---- DATA TO USE

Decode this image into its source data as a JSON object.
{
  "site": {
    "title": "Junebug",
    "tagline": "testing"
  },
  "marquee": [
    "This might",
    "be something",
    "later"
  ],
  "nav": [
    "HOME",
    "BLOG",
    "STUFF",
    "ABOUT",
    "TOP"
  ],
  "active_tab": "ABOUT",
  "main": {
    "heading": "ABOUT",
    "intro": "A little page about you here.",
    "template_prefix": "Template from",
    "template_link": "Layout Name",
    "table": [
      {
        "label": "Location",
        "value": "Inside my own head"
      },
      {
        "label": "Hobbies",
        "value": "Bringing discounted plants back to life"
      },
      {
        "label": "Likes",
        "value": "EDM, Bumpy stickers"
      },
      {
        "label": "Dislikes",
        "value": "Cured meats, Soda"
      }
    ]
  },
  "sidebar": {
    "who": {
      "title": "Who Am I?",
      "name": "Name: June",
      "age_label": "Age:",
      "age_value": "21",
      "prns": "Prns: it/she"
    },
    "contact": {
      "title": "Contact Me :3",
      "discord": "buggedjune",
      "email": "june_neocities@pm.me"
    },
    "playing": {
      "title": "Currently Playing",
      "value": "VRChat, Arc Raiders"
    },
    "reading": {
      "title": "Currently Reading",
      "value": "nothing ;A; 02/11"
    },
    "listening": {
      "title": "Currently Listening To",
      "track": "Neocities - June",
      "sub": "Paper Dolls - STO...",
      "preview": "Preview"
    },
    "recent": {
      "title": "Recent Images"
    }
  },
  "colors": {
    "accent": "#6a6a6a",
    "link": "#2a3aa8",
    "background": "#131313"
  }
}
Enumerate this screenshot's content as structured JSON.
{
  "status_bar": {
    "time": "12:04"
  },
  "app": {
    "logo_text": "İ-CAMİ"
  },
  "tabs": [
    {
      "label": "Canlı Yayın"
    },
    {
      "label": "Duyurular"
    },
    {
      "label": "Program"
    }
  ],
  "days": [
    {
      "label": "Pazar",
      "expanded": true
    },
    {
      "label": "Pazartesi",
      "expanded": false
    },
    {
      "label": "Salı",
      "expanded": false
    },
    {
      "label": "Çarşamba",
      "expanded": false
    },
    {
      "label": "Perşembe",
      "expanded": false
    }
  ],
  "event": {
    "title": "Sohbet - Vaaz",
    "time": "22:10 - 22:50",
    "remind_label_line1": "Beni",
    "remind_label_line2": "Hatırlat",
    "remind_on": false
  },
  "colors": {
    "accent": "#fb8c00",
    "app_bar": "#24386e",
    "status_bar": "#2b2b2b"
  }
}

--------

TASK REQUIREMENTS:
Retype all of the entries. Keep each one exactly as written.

YOUR SOLUTION:
Decode this image into its source data as a JSON object.
{
  "site": {
    "title": "Junebug",
    "tagline": "testing"
  },
  "marquee": [
    "This might",
    "be something",
    "later"
  ],
  "nav": [
    "HOME",
    "BLOG",
    "STUFF",
    "ABOUT",
    "TOP"
  ],
  "active_tab": "ABOUT",
  "main": {
    "heading": "ABOUT",
    "intro": "A little page about you here.",
    "template_prefix": "Template from",
    "template_link": "Layout Name",
    "table": [
      {
        "label": "Location",
        "value": "Inside my own head"
      },
      {
        "label": "Hobbies",
        "value": "Bringing discounted plants back to life"
      },
      {
        "label": "Likes",
        "value": "EDM, Bumpy stickers"
      },
      {
        "label": "Dislikes",
        "value": "Cured meats, Soda"
      }
    ]
  },
  "sidebar": {
    "who": {
      "title": "Who Am I?",
      "name": "Name: June",
      "age_label": "Age:",
      "age_value": "21",
      "prns": "Prns: it/she"
    },
    "contact": {
      "title": "Contact Me :3",
      "discord": "buggedjune",
      "email": "june_neocities@pm.me"
    },
    "playing": {
      "title": "Currently Playing",
      "value": "VRChat, Arc Raiders"
    },
    "reading": {
      "title": "Currently Reading",
      "value": "nothing ;A; 02/11"
    },
    "listening": {
      "title": "Currently Listening To",
      "track": "Neocities - June",
      "sub": "Paper Dolls - STO...",
      "preview": "Preview"
    },
    "recent": {
      "title": "Recent Images"
    }
  },
  "colors": {
    "accent": "#6a6a6a",
    "link": "#2a3aa8",
    "background": "#131313"
  }
}
Enumerate this screenshot's content as structured JSON.
{
  "status_bar": {
    "time": "12:04"
  },
  "app": {
    "logo_text": "İ-CAMİ"
  },
  "tabs": [
    {
      "label": "Canlı Yayın"
    },
    {
      "label": "Duyurular"
    },
    {
      "label": "Program"
    }
  ],
  "days": [
    {
      "label": "Pazar",
      "expanded": true
    },
    {
      "label": "Pazartesi",
      "expanded": false
    },
    {
      "label": "Salı",
      "expanded": false
    },
    {
      "label": "Çarşamba",
      "expanded": false
    },
    {
      "label": "Perşembe",
      "expanded": false
    }
  ],
  "event": {
    "title": "Sohbet - Vaaz",
    "time": "22:10 - 22:50",
    "remind_label_line1": "Beni",
    "remind_label_line2": "Hatırlat",
    "remind_on": false
  },
  "colors": {
    "accent": "#fb8c00",
    "app_bar": "#24386e",
    "status_bar": "#2b2b2b"
  }
}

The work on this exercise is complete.